This is where Smith comes into play.

If Muncie and Delaware County can not get excited about their small soldier playing at Scheumann Stadium than there is little hope.

“When I was in high school we came to every [Ball State] game,” Smith said. “I know [friends] look at me and say ‘Jamill is playing so we should go watch it.’”

My friends at a local church can only name three Ball State players. Keith Wenning and Kelly Page are common, but the name I hear the most is Smith. A friend of mine who played on the Yorktown football team boasted about sacking Smith to give Yorktown a win over Southside years ago.

He gave his body to Muncie Southside playing every reasonable position. Now he is trying to give those fans a reason to come back to Ball State.

It will not be easy. Smith has to perform well on the field. If bigger receivers take snaps away from him than nothing will change. Heck, if that happens than relations could get worse.

Delta quarterback Ozzie Mann can have the same chance to improve relations in the future but he has to wait for Wenning to graduate.

Smith is simply everything a Ball State fan can ask for. Hard working, determined, intelligent, a speed king, and by God he is local.

“My end goal is make Ball State and Muncie a connection and get Ball State back to where it was [2008],” Smith said.

Muncie will be watching Smith and may the odds be ever in his favor.

Merry Christmas BSU Fans!

This is only my second post with OTP and with Christmas it is time to bring out the big guns. I recorded this video from the stands with my roommate during Ball State’s 31-27 win over Central Michigan, and yes it is personally embarrassing. Especially the last three seconds. Making fun of myself is one of the few skills I am an expert at.

The quality is shaky but you can clearly see Sean Baker’s interception. You can also see Ball State Athletic Director Tom Collins celebrating on the sideline of the end zone.

If this video does not bring a smile to Ball State fans I do not know what will.  It is the best Christmas gift I have to offer. “Take that Chippeawas. That’s what you get for having an offensive Indian nickname.”

Meet Johntell Franklin

Johntell Franklin has had a pretty remarkable week. Franklin is smack in the middle of what might end up being the feel good sportsmanship story of the year, and certainly the most heart-warming one so far in 2009.

Franklin, a senior basketball and football player at Milwaukee Madison High School turned tragedy and sadness with the loss of his mother into a story of sportsmanship, compassion, and all of the good things about sports. The most pertinent side of this story is that Franklin, a senior linebacker on the Madison football team is receiving quite a look from one Ball State University.

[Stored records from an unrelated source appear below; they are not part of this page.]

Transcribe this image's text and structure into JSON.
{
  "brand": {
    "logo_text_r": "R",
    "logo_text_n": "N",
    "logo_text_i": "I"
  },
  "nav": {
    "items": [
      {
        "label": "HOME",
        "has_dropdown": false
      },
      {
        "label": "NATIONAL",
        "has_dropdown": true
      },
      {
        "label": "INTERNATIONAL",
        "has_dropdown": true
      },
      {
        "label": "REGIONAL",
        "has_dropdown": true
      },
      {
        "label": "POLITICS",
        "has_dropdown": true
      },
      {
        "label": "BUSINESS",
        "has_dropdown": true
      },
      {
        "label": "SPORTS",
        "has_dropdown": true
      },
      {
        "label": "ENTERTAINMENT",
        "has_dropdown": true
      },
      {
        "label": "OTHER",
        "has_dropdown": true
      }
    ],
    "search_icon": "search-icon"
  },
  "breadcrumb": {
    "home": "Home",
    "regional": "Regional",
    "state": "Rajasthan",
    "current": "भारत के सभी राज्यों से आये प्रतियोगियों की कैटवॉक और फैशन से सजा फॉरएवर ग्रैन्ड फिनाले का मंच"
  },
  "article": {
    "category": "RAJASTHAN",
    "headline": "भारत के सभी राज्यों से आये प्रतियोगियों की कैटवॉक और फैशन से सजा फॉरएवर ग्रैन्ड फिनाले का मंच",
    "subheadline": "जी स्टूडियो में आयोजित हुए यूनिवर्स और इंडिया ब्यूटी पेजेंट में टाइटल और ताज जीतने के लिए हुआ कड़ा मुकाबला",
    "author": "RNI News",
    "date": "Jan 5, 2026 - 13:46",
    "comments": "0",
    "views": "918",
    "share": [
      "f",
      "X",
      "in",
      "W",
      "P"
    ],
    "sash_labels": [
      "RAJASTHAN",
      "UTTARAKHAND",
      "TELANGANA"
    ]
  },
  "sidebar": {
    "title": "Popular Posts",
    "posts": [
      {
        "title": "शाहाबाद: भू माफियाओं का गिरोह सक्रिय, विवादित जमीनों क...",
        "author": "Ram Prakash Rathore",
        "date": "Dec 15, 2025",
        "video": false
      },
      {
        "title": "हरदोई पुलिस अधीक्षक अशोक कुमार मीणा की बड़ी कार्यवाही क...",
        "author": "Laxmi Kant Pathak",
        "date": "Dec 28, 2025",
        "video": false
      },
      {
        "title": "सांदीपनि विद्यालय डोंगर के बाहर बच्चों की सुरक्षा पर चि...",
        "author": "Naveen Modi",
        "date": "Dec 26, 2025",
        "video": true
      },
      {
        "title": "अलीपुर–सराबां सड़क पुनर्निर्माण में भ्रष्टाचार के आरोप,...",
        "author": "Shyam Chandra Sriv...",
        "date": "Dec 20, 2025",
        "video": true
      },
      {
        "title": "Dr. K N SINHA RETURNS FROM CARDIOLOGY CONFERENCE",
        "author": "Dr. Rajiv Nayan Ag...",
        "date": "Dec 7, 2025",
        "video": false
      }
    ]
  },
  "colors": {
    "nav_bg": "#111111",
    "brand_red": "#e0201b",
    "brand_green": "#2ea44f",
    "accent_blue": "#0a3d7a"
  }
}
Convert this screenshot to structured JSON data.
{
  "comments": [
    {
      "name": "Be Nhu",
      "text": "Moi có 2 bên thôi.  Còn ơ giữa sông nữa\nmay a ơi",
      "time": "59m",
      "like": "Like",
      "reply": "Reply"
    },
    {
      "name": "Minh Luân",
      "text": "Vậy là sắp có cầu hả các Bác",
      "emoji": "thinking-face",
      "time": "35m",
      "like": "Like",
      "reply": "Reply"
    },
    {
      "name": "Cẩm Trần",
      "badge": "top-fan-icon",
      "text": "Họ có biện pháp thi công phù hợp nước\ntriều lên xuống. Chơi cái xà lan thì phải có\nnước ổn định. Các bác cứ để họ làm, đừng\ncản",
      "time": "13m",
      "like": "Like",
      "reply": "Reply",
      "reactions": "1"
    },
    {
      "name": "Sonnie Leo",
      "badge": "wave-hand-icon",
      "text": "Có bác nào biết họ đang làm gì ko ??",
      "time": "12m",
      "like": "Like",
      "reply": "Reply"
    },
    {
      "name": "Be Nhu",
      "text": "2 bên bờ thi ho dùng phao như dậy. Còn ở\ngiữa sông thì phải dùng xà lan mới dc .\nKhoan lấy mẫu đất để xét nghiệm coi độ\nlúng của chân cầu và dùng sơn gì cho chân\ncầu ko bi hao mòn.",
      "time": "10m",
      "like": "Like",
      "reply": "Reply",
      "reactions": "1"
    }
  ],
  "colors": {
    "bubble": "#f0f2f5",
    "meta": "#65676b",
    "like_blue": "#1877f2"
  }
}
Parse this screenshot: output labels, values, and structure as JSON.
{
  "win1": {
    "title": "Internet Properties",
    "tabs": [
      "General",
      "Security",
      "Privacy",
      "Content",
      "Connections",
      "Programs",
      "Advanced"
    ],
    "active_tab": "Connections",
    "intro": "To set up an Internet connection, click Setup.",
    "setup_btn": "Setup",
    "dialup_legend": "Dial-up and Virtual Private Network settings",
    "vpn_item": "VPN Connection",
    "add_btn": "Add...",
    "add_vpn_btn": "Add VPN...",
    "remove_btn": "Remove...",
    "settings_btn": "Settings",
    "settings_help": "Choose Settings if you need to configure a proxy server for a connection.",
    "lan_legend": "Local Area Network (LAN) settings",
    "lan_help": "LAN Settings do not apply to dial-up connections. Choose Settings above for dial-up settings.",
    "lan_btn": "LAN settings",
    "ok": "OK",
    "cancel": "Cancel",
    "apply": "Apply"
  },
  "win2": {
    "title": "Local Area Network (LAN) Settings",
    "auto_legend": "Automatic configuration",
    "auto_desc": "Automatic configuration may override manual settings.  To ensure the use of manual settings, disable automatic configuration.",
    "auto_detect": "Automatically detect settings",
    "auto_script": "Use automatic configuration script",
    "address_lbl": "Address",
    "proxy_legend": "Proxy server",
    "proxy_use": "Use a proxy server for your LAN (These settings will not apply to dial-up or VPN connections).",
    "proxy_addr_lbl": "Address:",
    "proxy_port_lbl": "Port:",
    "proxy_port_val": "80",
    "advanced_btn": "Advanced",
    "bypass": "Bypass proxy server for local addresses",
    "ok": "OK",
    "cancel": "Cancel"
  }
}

Amidst stories of poor judgment, even worse character, steroids and all other inherently awful things in the world of sport, this story, these teams and this young man find themselves learning exactly what sport and competition is supposed to teach us.

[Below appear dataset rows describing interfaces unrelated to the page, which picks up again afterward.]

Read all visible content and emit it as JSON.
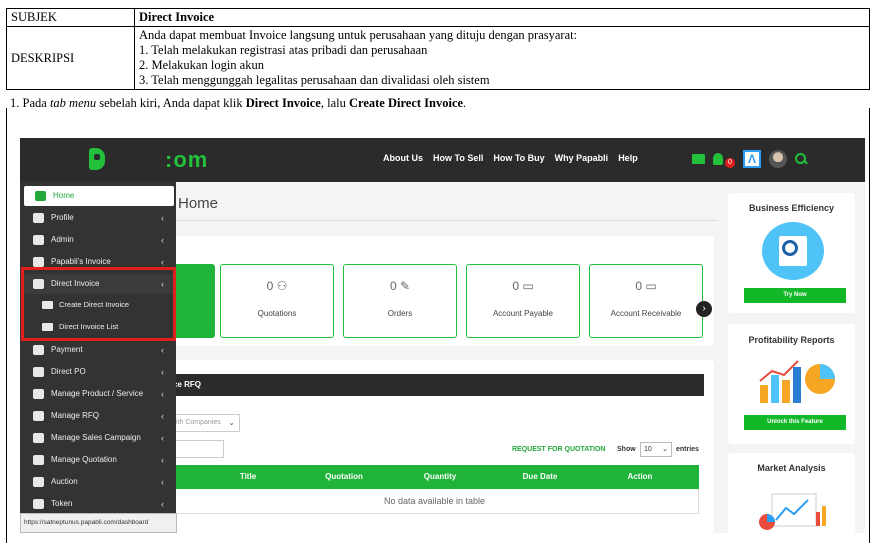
{
  "document": {
    "subject_label": "SUBJEK",
    "subject_value": "Direct Invoice",
    "description_label": "DESKRIPSI",
    "description_lines": [
      "Anda dapat membuat Invoice langsung untuk perusahaan yang dituju dengan prasyarat:",
      "1. Telah melakukan registrasi atas pribadi dan perusahaan",
      "2. Melakukan login akun",
      "3. Telah menggunggah legalitas perusahaan dan divalidasi oleh sistem"
    ],
    "step": {
      "prefix": "1. Pada ",
      "tab_menu": "tab menu",
      "mid": " sebelah kiri, Anda dapat klik ",
      "direct_invoice": "Direct Invoice",
      "mid2": ", lalu ",
      "create_direct_invoice": "Create Direct Invoice",
      "end": "."
    }
  },
  "app": {
    "logo_text": ":om",
    "nav": [
      "About Us",
      "How To Sell",
      "How To Buy",
      "Why Papabli",
      "Help"
    ],
    "notification_count": "0",
    "page_title": "Home",
    "stats": [
      {
        "count": "0",
        "label": "Quotations"
      },
      {
        "count": "0",
        "label": "Orders"
      },
      {
        "count": "0",
        "label": "Account Payable"
      },
      {
        "count": "0",
        "label": "Account Receivable"
      }
    ],
    "rfq": {
      "header": "ce RFQ",
      "company_select": "ith Companies",
      "request_link": "REQUEST FOR QUOTATION",
      "show_label": "Show",
      "entries_value": "10",
      "entries_label": "entries",
      "columns": [
        "",
        "Title",
        "Quotation",
        "Quantity",
        "Due Date",
        "Action"
      ],
      "empty_message": "No data available in table"
    },
    "side_cards": [
      {
        "title": "Business Efficiency",
        "button": "Try Now"
      },
      {
        "title": "Profitability Reports",
        "button": "Unlock this Feature"
      },
      {
        "title": "Market Analysis"
      }
    ],
    "sidebar": {
      "items": [
        "Home",
        "Profile",
        "Admin",
        "Papabli's Invoice",
        "Direct Invoice"
      ],
      "sub_items": [
        "Create Direct Invoice",
        "Direct Invoice List"
      ],
      "items_after": [
        "Payment",
        "Direct PO",
        "Manage Product / Service",
        "Manage RFQ",
        "Manage Sales Campaign",
        "Manage Quotation",
        "Auction",
        "Token"
      ]
    },
    "status_url": "https://satneptunus.papabli.com/dashboard"
  }
}
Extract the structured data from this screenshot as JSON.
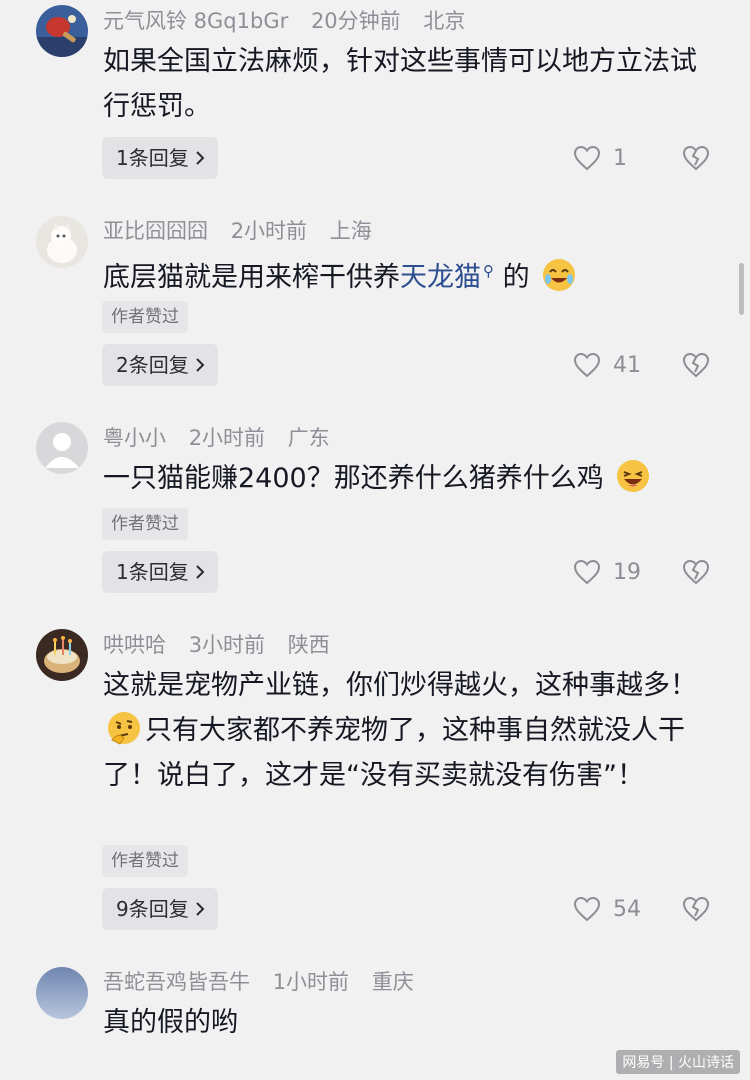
{
  "comments": [
    {
      "user": "元气风铃 8Gq1bGr",
      "time": "20分钟前",
      "location": "北京",
      "text_parts": [
        "如果全国立法麻烦，针对这些事情可以地方立法试行惩罚。"
      ],
      "replies_label": "1条回复",
      "likes": "1"
    },
    {
      "user": "亚比囧囧囧",
      "time": "2小时前",
      "location": "上海",
      "text_parts": [
        "底层猫就是用来榨干供养",
        "天龙猫",
        "的"
      ],
      "author_tag": "作者赞过",
      "replies_label": "2条回复",
      "likes": "41"
    },
    {
      "user": "粤小小",
      "time": "2小时前",
      "location": "广东",
      "text_parts": [
        "一只猫能赚2400？那还养什么猪养什么鸡"
      ],
      "author_tag": "作者赞过",
      "replies_label": "1条回复",
      "likes": "19"
    },
    {
      "user": "哄哄哈",
      "time": "3小时前",
      "location": "陕西",
      "text_parts": [
        "这就是宠物产业链，你们炒得越火，这种事越多！",
        "只有大家都不养宠物了，这种事自然就没人干了！说白了，这才是“没有买卖就没有伤害”！"
      ],
      "author_tag": "作者赞过",
      "replies_label": "9条回复",
      "likes": "54"
    },
    {
      "user": "吾蛇吾鸡皆吾牛",
      "time": "1小时前",
      "location": "重庆",
      "text_parts": [
        "真的假的哟"
      ]
    }
  ],
  "watermark": "网易号 | 火山诗话",
  "icons": {
    "like": "heart-outline-icon",
    "dislike": "broken-heart-icon",
    "reply_chevron": "chevron-right-icon",
    "search_hint": "search-icon"
  },
  "colors": {
    "background": "#f1f1f1",
    "username": "#8f9097",
    "text": "#161823",
    "link": "#2d4e8f"
  }
}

The full story can be found here.

A little excerpt…

At first, Johntell Franklin just wanted to watch his friends play basketball.

“I wanted to go and support my team,” said Franklin, an 18-year-old senior at Milwaukee Madison High School. “I’m a captain. I set an example.”

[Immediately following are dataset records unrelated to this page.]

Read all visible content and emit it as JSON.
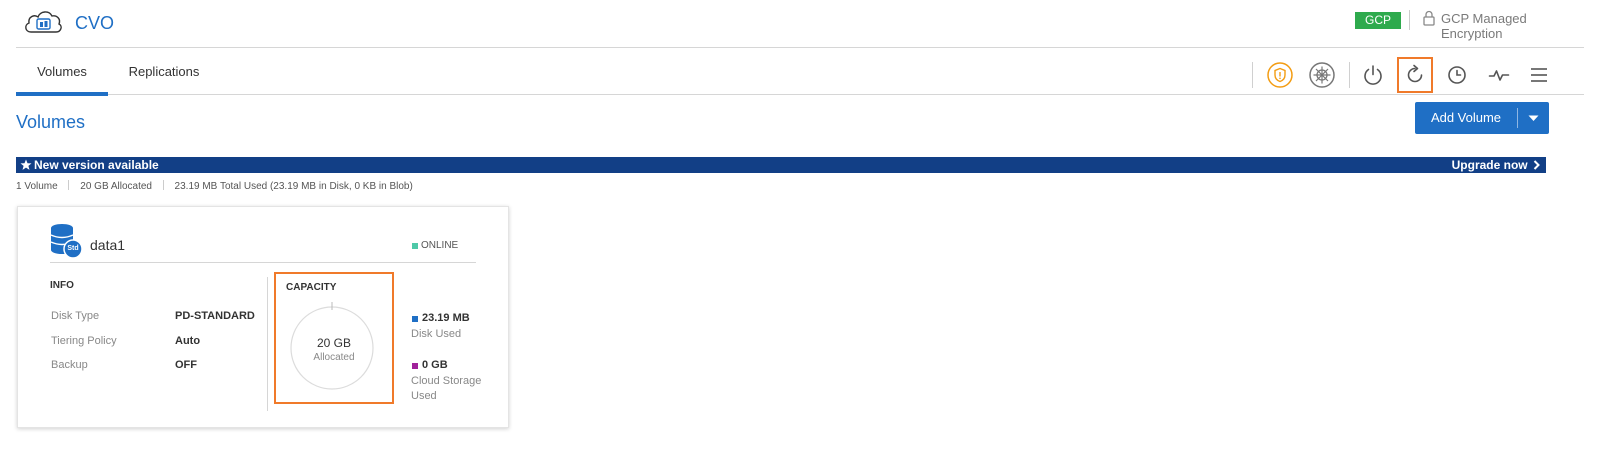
{
  "app": {
    "title": "CVO"
  },
  "header": {
    "cloud_badge": "GCP",
    "encryption_label": "GCP Managed Encryption"
  },
  "tabs": [
    {
      "label": "Volumes"
    },
    {
      "label": "Replications"
    }
  ],
  "toolbar": {
    "icons": [
      "shield-icon",
      "kubernetes-icon",
      "power-icon",
      "refresh-icon",
      "clock-icon",
      "activity-icon",
      "menu-icon"
    ],
    "accent_color": "#f39c12",
    "highlight_color": "#f07a2a"
  },
  "page": {
    "title": "Volumes",
    "add_button_label": "Add Volume"
  },
  "banner": {
    "text": "New version available",
    "action_label": "Upgrade now"
  },
  "summary": {
    "volume_count": "1 Volume",
    "allocated": "20 GB Allocated",
    "total_used": "23.19 MB Total Used (23.19 MB in Disk, 0 KB in Blob)"
  },
  "volume_card": {
    "name": "data1",
    "icon_badge": "Std",
    "status": "ONLINE",
    "status_color": "#4ec9a8",
    "info": {
      "title": "INFO",
      "rows": [
        {
          "key": "Disk Type",
          "value": "PD-STANDARD"
        },
        {
          "key": "Tiering Policy",
          "value": "Auto"
        },
        {
          "key": "Backup",
          "value": "OFF"
        }
      ]
    },
    "capacity": {
      "title": "CAPACITY",
      "allocated_value": "20 GB",
      "allocated_label": "Allocated",
      "legend": [
        {
          "value": "23.19 MB",
          "label": "Disk Used",
          "color": "#1f6fc5"
        },
        {
          "value": "0 GB",
          "label": "Cloud Storage Used",
          "color": "#a0229a"
        }
      ]
    }
  },
  "colors": {
    "brand_blue": "#1f6fc5",
    "banner_blue": "#123f86",
    "gcp_green": "#2eaa4d"
  }
}
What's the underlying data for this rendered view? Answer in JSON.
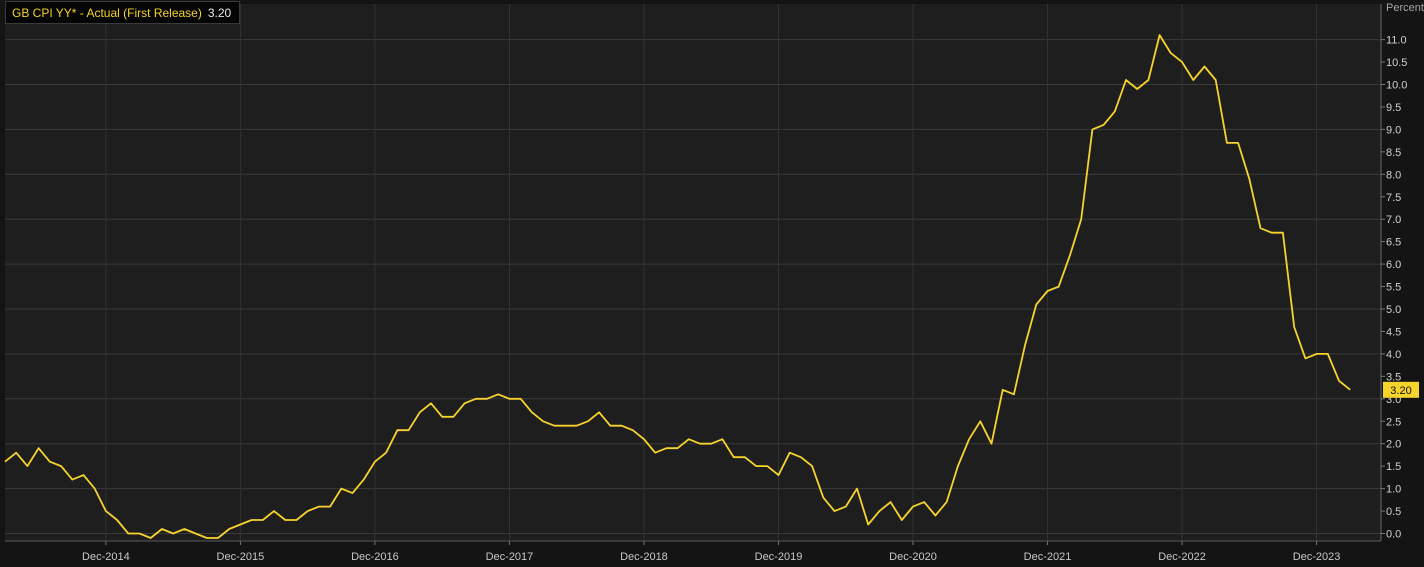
{
  "chart_data": {
    "type": "line",
    "title": "",
    "xlabel": "",
    "ylabel": "Percent",
    "legend": {
      "name": "GB CPI YY* - Actual (First Release)",
      "value": "3.20"
    },
    "last_value_label": "3.20",
    "ylim": [
      -0.1,
      11.3
    ],
    "y_ticks": [
      "0.0",
      "0.5",
      "1.0",
      "1.5",
      "2.0",
      "2.5",
      "3.0",
      "3.5",
      "4.0",
      "4.5",
      "5.0",
      "5.5",
      "6.0",
      "6.5",
      "7.0",
      "7.5",
      "8.0",
      "8.5",
      "9.0",
      "9.5",
      "10.0",
      "10.5",
      "11.0"
    ],
    "x_tick_labels": [
      "Dec-2014",
      "Dec-2015",
      "Dec-2016",
      "Dec-2017",
      "Dec-2018",
      "Dec-2019",
      "Dec-2020",
      "Dec-2021",
      "Dec-2022",
      "Dec-2023"
    ],
    "x_start": "Mar-2014",
    "grid": true,
    "legend_position": "top-left",
    "series": [
      {
        "name": "GB CPI YY* - Actual (First Release)",
        "color": "#f6d32d",
        "values": [
          1.6,
          1.8,
          1.5,
          1.9,
          1.6,
          1.5,
          1.2,
          1.3,
          1.0,
          0.5,
          0.3,
          0.0,
          0.0,
          -0.1,
          0.1,
          0.0,
          0.1,
          0.0,
          -0.1,
          -0.1,
          0.1,
          0.2,
          0.3,
          0.3,
          0.5,
          0.3,
          0.3,
          0.5,
          0.6,
          0.6,
          1.0,
          0.9,
          1.2,
          1.6,
          1.8,
          2.3,
          2.3,
          2.7,
          2.9,
          2.6,
          2.6,
          2.9,
          3.0,
          3.0,
          3.1,
          3.0,
          3.0,
          2.7,
          2.5,
          2.4,
          2.4,
          2.4,
          2.5,
          2.7,
          2.4,
          2.4,
          2.3,
          2.1,
          1.8,
          1.9,
          1.9,
          2.1,
          2.0,
          2.0,
          2.1,
          1.7,
          1.7,
          1.5,
          1.5,
          1.3,
          1.8,
          1.7,
          1.5,
          0.8,
          0.5,
          0.6,
          1.0,
          0.2,
          0.5,
          0.7,
          0.3,
          0.6,
          0.7,
          0.4,
          0.7,
          1.5,
          2.1,
          2.5,
          2.0,
          3.2,
          3.1,
          4.2,
          5.1,
          5.4,
          5.5,
          6.2,
          7.0,
          9.0,
          9.1,
          9.4,
          10.1,
          9.9,
          10.1,
          11.1,
          10.7,
          10.5,
          10.1,
          10.4,
          10.1,
          8.7,
          8.7,
          7.9,
          6.8,
          6.7,
          6.7,
          4.6,
          3.9,
          4.0,
          4.0,
          3.4,
          3.2
        ]
      }
    ]
  }
}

As it turned out, Franklin wound up teaching everyone in the Madison gymnasium a lesson – about friendship, about the value of sports, about themselves.

A somber cloud hung over the Knights as they played DeKalb, Ill., High School on Saturday, Feb. 7. News spread quickly that Franklin’s mother, Carlitha, had died earlier that day after a five-year battle with cervical cancer. She was 39.

Madison coach Aaron Womack Jr. was in Madison’s laundry room, washing the Knights’ uniforms from the previous night’s game, when he got the news.

“I didn’t have my cell phone with me back there, so by the time I heard, the junior varsity game had already started,” Womack said. “I headed straight to the hospital. Johntell, understandably, he was despondent.”

Carlitha Franklin had been in remission recently. But Womack said she had begun to hemorrhage on Saturday morning – while Johntell was at Wauwatosa East High School, taking his college entrance ACT exam. By late Saturday afternoon, the decision had been made to turn off the life-support system.